Among the many policy initiatives President Bush will propose in his 2007 State of the Union Address tonight is the goal of reducing US gasoline usage by 20% in the next 10 years—“Twenty in Ten”—through a program that includes increasing the required use of renewable and alternative fuels and increasing fuel-efficiency standards for cars. The plan would result in reducing oil consumption by 10% in 2017, or 2 million barrels per day.
The White House released a compilation of all the policy initiatives today prior to the actual speech tonight.
To achieve the Twenty in Ten goal, the President will propose the following:
A 35 Billion Gallon Renewable Fuel Standard by 2017. This is nearly five times the 7.5 billion gallons by 2012 currently set by the existing Renewable Fuels Standard in law. Achieving the 35 billion gallon mark in 2017 would displace 15% of projected annual gasoline use.
The new proposal increases the scope of the current RFS, expanding it to an Alternative Fuel Standard (AFS) which includes sources such as corn ethanol, cellulosic ethanol, biodiesel, methanol, butanol, hydrogen, and other alternative fuels.
The EPA Administrator and the Secretaries of Agriculture and Energy will have authority to waive or modify the standard if they deem it necessary, and the new fuel standard will include an automatic “safety valve” to protect against unforeseen increases in the prices of alternative fuels or their feedstocks.
The increased and expanded fuel standard creates a tremendous incentive for research, development, and private investment into alternatives to oil, according to the Administration, and will encourage needed advances in crop yields, optimization of crops and cellulosic materials as fuel feedstock, and cost reduction in the production of cellulosic ethanol and other alternative fuels.
The 2008 Presidential budget provides $179 million for the President’s Biofuels Initiative, an increase of $29 million (19%) compared to the 2007 budget. The Biofuels Initiative aims to accelerate cost reduction and commercial development of cellulosic ethanol, which can be made from abundant biomass materials, including agricultural waste and forest residues, and from dedicated energy crops such as switchgrass.
Reforming Corporate Average Fuel Economy (CAFE) Standards for Cars and Extending the Current Light Truck Rule. The Whitehouse suggests that the result would be a reduction in projected annual gasoline use by up to 8.5 billion gallons in 2017—a further 5% reduction.

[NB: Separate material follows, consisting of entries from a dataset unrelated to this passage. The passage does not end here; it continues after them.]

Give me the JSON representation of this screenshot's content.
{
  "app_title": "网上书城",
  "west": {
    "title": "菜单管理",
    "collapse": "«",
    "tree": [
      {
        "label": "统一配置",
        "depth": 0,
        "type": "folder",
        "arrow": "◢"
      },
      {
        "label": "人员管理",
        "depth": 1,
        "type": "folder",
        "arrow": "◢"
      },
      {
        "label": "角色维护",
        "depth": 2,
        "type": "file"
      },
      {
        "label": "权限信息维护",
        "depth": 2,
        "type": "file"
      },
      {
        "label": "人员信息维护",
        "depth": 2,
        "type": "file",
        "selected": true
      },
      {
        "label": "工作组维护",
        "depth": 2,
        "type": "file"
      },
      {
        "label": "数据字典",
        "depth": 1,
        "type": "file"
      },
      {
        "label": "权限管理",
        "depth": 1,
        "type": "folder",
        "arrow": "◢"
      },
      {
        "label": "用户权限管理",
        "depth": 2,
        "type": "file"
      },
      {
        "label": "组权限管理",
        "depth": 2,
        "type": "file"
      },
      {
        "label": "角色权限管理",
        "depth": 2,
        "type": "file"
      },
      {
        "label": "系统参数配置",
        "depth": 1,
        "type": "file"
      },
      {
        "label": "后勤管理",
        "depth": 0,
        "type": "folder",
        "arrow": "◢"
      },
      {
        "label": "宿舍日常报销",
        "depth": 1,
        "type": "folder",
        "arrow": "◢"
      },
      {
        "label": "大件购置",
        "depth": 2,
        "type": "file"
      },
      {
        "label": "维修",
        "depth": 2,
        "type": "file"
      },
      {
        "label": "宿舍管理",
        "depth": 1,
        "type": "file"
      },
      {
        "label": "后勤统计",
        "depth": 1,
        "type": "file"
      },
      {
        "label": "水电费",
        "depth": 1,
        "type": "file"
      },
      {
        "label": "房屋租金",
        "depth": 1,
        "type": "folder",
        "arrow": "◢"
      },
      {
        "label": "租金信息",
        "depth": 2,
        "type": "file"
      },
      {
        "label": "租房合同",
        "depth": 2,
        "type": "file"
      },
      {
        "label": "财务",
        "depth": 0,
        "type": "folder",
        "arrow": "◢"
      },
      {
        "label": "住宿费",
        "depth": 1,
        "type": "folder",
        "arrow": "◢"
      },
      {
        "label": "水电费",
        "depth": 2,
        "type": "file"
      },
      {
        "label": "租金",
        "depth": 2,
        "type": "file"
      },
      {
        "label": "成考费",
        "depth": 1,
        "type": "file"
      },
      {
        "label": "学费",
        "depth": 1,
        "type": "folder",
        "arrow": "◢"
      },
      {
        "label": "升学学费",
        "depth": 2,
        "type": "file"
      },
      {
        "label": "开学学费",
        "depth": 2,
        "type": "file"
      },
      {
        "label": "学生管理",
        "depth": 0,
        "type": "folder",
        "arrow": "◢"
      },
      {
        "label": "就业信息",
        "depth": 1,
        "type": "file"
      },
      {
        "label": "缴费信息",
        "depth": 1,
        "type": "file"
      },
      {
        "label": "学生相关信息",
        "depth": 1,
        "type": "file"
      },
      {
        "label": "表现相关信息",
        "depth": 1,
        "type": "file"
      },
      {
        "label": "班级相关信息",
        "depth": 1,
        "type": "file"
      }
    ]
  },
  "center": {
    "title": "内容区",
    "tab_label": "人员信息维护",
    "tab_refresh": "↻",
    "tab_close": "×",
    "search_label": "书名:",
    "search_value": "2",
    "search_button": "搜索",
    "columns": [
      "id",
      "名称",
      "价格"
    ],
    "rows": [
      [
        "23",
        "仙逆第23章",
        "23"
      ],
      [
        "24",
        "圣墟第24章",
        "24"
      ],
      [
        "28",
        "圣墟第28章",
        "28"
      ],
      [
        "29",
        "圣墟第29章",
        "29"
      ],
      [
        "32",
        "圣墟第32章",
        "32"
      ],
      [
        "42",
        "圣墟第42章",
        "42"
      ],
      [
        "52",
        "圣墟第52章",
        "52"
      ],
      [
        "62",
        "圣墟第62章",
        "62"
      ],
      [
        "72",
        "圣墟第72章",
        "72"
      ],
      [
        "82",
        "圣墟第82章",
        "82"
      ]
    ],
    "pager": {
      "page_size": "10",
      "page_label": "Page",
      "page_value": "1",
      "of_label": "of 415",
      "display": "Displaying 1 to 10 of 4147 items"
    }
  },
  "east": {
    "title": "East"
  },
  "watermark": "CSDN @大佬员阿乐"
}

Achieving that level of reduction assumes that on average, fuel efficiency standards for both light trucks and passenger cars are increased 4% per year, beginning in Model Year 2010 for cars and Model Year 2012 for light trucks.
The Secretary of Transportation will determine the actual standard and fuel savings in a flexible rulemaking process, according to the Administration. The President will insist that Congress not legislate a specific numeric fuel economy standard, but leave that to the Secretary of Transportation.
Congress reformed the CAFE rules for light-trucks in 2006 (earlier post), but left the rules for cars untouched. The reformed CAFE rules for light-trucks establishes individual targets for automakers based on a combination of different targets based on vehicle footprints and the composition of the automakers’s new car fleets. The President is asking Congress to authorize the Secretary of Transportation to apply the same kind of attribute-based method to passenger cars.
The proposal also would allow automakers to buy and sell CAFE credits.
Reducing Congestion, Commute Times and Associated Fuel Consumption. In 2003, drivers in America’s 85 most congested urban areas experienced 3.7 billion hours of travel delay and wasted 2.3 billion gallons of fuel, costing a total of $63 billion.
The 2008 Budget redirects DOT funds to a new $175 million highway congestion initiative for the demonstration of ideas to address this problem including: congestion pricing, commuter transit services, commitments from employers to expand work schedule flexibility, and faster deployment of real-time traffic information.
Stepping Up Domestic Oil Production. The President will call for Congressional action to authorize oil and gas exploration in the Arctic National Wildlife Refuge, to develop legislation to encourage investments in refinery capacity, and to encourage all parties to resolve remaining issues regarding the Alaska Natural Gas Pipeline.
Doubling The Current Capacity Of The Strategic Petroleum Reserve. The President will propose doubling the current capacity of the Strategic Petroleum Reserve (SPR) to 1.5 billion barrels by 2027. Doubling the SPR will provide approximately 97 days of net oil import protection, enhancing America’s ability to respond to potential oil disruptions.
The SPR currently contains 691 million barrels. Due to increased consumption, this represents only 55 days of net oil imports. In 1985, the SPR, with 493 million barrels of oil, represented 118 days of net oil imports.